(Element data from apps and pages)
____________

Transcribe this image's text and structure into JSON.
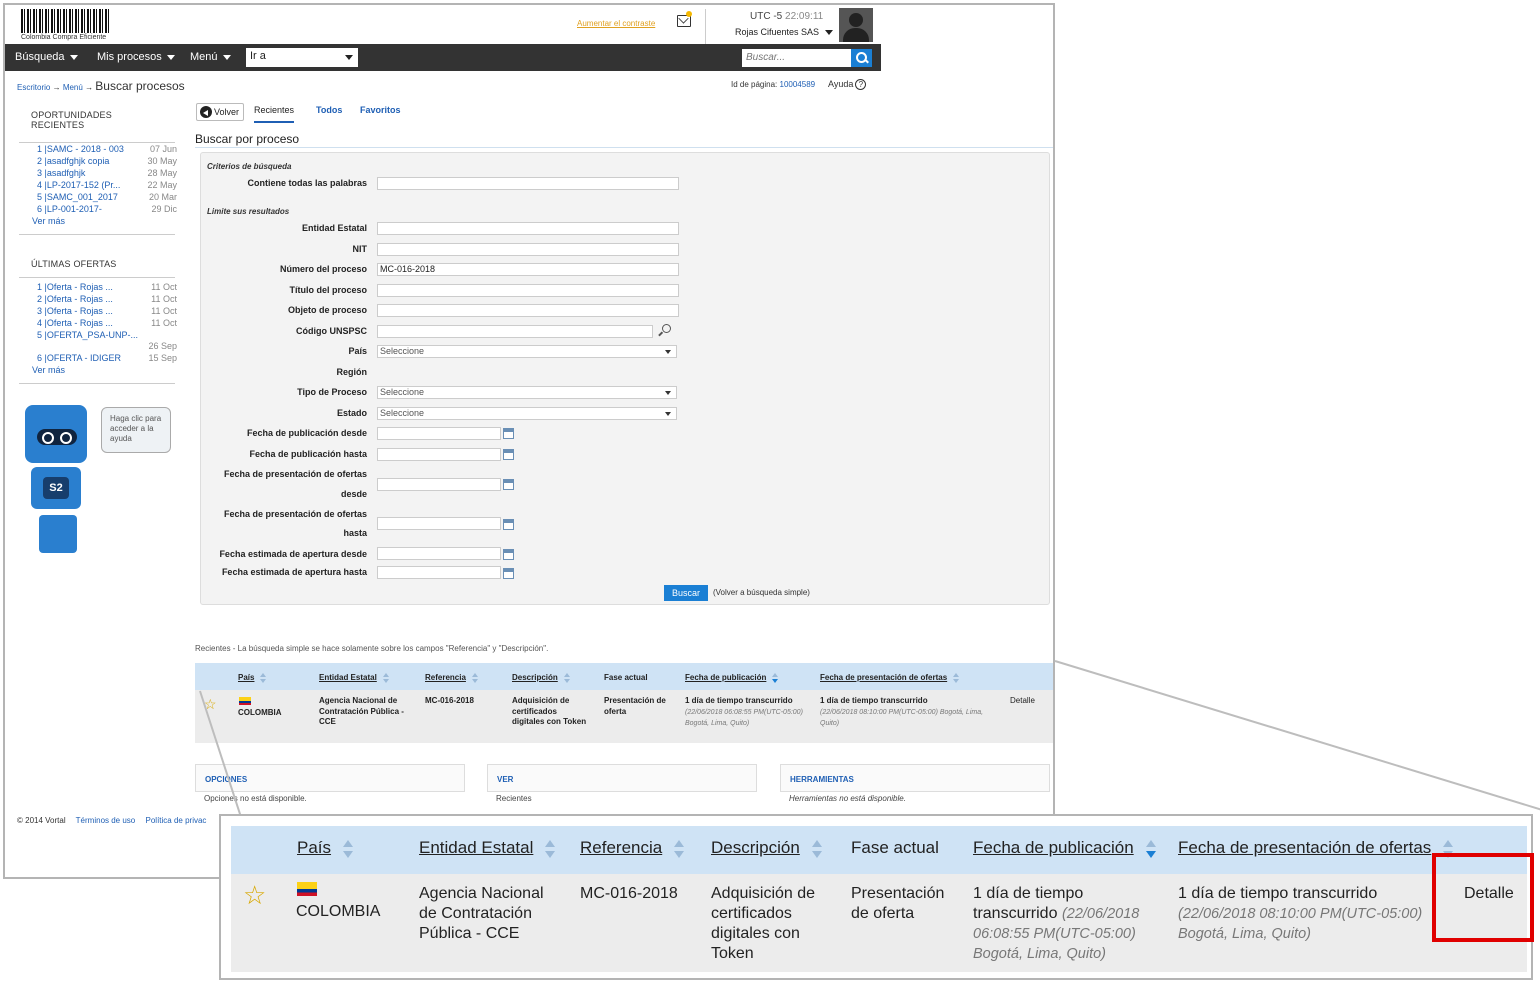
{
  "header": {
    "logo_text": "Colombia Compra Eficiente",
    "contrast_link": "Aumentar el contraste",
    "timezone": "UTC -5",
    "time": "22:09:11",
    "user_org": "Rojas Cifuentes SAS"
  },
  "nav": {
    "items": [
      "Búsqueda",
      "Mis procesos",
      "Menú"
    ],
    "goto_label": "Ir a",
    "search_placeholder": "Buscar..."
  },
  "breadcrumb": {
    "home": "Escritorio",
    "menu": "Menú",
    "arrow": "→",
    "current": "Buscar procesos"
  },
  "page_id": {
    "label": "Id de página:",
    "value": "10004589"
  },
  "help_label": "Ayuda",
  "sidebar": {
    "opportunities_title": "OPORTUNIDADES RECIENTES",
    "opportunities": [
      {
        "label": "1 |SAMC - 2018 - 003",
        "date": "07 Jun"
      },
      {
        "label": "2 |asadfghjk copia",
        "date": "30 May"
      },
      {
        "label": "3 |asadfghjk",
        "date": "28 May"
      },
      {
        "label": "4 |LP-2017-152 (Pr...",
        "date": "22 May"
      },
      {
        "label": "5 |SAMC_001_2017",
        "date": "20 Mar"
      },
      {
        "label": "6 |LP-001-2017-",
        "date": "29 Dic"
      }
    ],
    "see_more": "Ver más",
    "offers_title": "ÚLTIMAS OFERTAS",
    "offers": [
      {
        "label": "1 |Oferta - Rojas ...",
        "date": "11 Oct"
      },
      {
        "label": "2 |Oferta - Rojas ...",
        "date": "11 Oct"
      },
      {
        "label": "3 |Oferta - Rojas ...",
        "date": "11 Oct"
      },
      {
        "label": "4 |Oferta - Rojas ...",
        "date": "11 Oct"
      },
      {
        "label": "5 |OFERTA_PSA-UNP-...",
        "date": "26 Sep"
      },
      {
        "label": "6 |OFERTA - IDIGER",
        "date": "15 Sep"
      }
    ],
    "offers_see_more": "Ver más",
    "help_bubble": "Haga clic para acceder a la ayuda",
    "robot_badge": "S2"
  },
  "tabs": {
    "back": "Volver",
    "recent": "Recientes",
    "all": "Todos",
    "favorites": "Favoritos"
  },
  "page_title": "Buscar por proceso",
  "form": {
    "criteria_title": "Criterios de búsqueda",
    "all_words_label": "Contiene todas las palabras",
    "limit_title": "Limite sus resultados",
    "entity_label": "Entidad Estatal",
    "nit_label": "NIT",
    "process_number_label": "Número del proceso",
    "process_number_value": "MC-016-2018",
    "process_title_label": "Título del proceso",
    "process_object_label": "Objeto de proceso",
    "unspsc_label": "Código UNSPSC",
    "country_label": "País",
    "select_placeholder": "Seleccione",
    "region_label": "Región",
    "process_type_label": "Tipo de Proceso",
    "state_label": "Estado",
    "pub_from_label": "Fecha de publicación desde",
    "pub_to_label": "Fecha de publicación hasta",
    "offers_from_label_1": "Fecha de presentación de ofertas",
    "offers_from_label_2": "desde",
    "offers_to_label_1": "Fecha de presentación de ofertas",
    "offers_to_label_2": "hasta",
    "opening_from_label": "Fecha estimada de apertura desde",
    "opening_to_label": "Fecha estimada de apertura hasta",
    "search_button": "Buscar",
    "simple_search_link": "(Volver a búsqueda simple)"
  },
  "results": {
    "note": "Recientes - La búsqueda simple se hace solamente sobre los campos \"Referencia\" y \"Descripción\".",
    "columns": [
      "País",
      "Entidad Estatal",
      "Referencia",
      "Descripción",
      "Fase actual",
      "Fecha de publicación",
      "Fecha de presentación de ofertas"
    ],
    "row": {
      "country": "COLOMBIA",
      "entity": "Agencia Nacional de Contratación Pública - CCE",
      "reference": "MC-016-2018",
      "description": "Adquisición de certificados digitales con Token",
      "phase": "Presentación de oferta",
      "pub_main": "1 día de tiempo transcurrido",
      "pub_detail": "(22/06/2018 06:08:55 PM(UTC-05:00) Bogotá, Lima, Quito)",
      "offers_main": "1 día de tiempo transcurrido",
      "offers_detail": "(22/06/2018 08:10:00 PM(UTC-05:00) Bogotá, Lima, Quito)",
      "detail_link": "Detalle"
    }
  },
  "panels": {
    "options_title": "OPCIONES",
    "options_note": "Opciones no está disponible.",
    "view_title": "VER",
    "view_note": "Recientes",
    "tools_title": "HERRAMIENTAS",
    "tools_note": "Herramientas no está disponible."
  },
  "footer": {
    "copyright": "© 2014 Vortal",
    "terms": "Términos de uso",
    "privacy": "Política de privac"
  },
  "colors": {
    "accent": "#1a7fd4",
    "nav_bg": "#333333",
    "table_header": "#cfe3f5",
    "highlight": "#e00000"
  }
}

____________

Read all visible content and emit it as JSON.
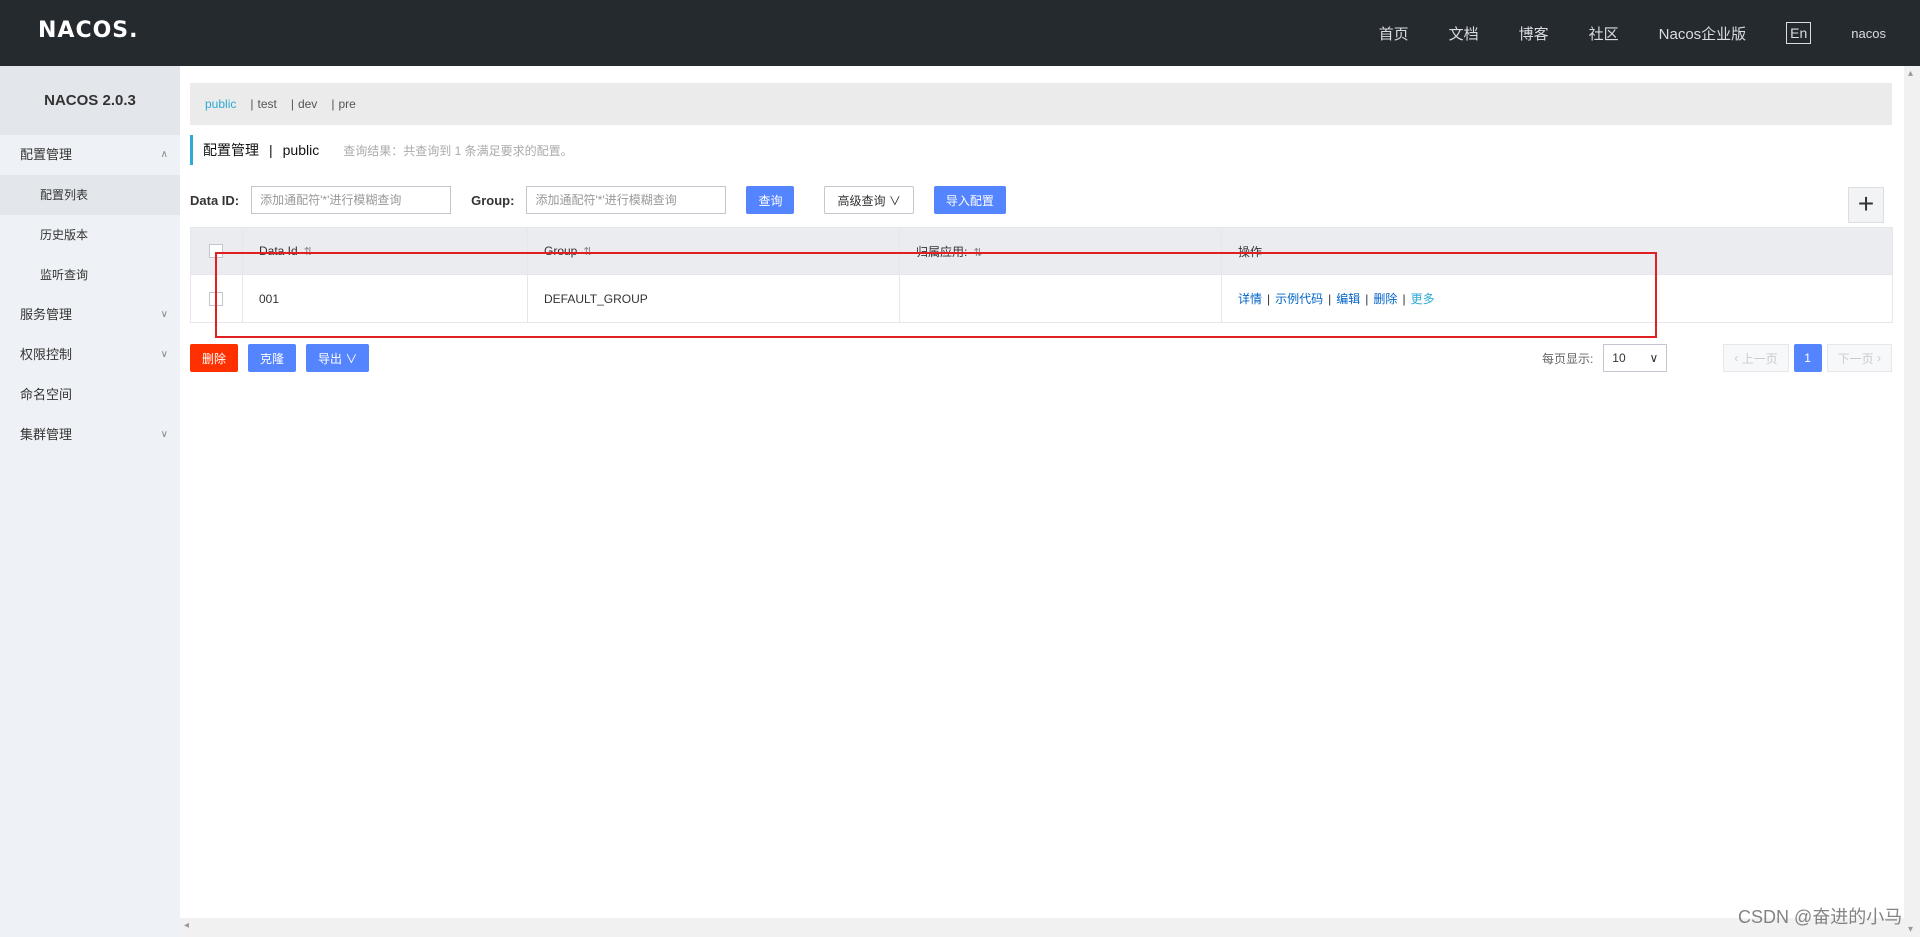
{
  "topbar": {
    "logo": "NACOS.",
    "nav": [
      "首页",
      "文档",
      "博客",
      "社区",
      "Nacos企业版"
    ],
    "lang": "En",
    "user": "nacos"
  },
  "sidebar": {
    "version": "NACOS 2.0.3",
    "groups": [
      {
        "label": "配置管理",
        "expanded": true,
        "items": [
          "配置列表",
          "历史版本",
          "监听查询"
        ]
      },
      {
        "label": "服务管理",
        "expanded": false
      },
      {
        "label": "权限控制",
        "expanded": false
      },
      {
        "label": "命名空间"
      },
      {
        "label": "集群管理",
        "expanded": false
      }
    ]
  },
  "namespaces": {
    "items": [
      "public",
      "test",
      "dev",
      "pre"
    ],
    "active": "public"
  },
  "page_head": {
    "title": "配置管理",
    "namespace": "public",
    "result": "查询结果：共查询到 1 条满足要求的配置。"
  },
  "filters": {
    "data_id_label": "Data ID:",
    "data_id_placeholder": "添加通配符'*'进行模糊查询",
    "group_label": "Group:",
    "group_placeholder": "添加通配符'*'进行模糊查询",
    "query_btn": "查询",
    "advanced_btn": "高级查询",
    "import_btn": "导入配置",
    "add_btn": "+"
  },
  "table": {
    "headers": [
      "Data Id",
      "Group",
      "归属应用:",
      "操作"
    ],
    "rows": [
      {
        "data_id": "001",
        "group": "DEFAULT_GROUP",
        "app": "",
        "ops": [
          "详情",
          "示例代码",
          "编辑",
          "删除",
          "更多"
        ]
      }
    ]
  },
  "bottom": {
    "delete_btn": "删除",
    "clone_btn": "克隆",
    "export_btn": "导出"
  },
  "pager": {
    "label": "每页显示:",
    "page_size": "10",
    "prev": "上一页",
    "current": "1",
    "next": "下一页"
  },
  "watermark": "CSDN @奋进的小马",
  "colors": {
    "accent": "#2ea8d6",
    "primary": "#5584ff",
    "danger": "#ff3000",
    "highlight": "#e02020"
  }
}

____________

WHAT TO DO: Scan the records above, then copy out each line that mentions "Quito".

EXERCISE RESULT:
      "pub_detail": "(22/06/2018 06:08:55 PM(UTC-05:00) Bogotá, Lima, Quito)",
      "offers_detail": "(22/06/2018 08:10:00 PM(UTC-05:00) Bogotá, Lima, Quito)",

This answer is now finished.